abijac
How I empathise with what you say. What medication is he on? My mum is on Risperidone which is an anti-psychotic drug. She was prescribed it because of aggression and agitation and her husband was finding it difficult to cope with this. It has calmed her down but I have noticed a marked change in her behaviour since she has been on it and zombie is the word that I would use. Her memory seems to have deteriorated and she is very confused at who members of the family are. As she is not so active she now has become much frailer.

On "Taking Point" I was told that it is preferred that patients only stay on Risperidone (if that is what he is on) for a short time, but also that they can return to the aggressive behaviour when the dose if reduced or stopped.

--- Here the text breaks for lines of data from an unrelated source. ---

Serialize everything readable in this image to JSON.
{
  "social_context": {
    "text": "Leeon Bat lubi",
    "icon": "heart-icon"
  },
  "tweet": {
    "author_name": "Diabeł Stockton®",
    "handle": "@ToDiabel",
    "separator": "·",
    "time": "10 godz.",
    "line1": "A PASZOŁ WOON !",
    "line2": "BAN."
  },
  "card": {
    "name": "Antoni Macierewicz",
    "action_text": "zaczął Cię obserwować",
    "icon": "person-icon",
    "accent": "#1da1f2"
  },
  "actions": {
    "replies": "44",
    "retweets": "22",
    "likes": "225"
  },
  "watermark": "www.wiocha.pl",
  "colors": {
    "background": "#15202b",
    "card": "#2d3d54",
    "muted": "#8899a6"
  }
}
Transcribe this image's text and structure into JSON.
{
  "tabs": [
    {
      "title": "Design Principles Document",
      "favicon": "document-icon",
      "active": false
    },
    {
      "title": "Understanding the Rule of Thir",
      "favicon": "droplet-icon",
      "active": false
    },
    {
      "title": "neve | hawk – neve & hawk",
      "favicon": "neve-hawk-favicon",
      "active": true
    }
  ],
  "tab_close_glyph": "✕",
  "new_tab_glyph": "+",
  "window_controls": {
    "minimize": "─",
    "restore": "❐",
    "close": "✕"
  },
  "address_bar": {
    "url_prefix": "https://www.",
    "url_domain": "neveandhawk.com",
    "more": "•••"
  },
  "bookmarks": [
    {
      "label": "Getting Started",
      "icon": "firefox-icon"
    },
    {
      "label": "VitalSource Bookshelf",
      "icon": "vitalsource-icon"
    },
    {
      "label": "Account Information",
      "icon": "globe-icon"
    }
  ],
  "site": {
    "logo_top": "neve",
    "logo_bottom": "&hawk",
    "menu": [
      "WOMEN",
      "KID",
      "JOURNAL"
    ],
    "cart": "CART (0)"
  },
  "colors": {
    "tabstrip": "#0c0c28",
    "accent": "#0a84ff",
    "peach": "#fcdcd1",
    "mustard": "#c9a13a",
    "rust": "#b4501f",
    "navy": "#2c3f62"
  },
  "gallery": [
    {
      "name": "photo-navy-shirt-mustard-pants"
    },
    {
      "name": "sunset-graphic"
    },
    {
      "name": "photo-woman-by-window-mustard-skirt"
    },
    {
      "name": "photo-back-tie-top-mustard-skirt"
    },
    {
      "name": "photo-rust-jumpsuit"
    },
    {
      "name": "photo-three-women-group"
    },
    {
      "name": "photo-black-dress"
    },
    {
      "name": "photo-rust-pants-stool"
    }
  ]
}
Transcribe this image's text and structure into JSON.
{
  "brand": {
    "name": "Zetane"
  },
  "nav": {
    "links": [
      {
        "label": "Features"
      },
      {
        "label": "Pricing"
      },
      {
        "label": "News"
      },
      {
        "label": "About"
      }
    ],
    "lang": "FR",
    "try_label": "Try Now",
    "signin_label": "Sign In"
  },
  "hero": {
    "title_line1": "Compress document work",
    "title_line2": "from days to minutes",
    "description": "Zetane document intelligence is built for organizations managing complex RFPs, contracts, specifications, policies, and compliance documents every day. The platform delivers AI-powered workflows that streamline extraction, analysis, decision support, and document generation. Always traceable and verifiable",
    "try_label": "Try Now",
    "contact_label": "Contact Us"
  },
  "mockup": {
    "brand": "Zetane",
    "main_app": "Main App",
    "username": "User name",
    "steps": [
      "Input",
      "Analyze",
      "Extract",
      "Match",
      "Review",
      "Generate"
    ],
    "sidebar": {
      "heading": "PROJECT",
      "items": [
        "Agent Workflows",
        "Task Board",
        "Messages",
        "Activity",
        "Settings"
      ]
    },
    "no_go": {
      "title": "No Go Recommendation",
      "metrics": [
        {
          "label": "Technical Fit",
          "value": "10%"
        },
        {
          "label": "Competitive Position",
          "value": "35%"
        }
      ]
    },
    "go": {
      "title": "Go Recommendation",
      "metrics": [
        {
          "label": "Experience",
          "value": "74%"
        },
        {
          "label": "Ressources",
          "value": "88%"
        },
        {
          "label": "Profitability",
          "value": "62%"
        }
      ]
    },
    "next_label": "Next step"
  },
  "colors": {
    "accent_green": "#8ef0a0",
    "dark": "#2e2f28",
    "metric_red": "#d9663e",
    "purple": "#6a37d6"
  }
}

I am sorry to say that it is the matter of choosing between the lesser of the evils. One thing I would say is do you think your father is happier now, albeit in this subdued state and was he more unhappy before being given this medicine? It may not be an easy thing to answer.

I also empathise with you living a long distance away as I am "in the same boat." You probably feel because of this you have less control over things. You have to accept this but you should be able to discuss your concerns with the home and ask if his dose is too high. Why not ask for a senior member of staff to discuss your concerns on the telephone or possibly ask for a meeting to discuss things in more detail next time you visit.

I am afraid this doesn't give an instant answer, but you are not alone with these concerns.

Wishing you all the best. EM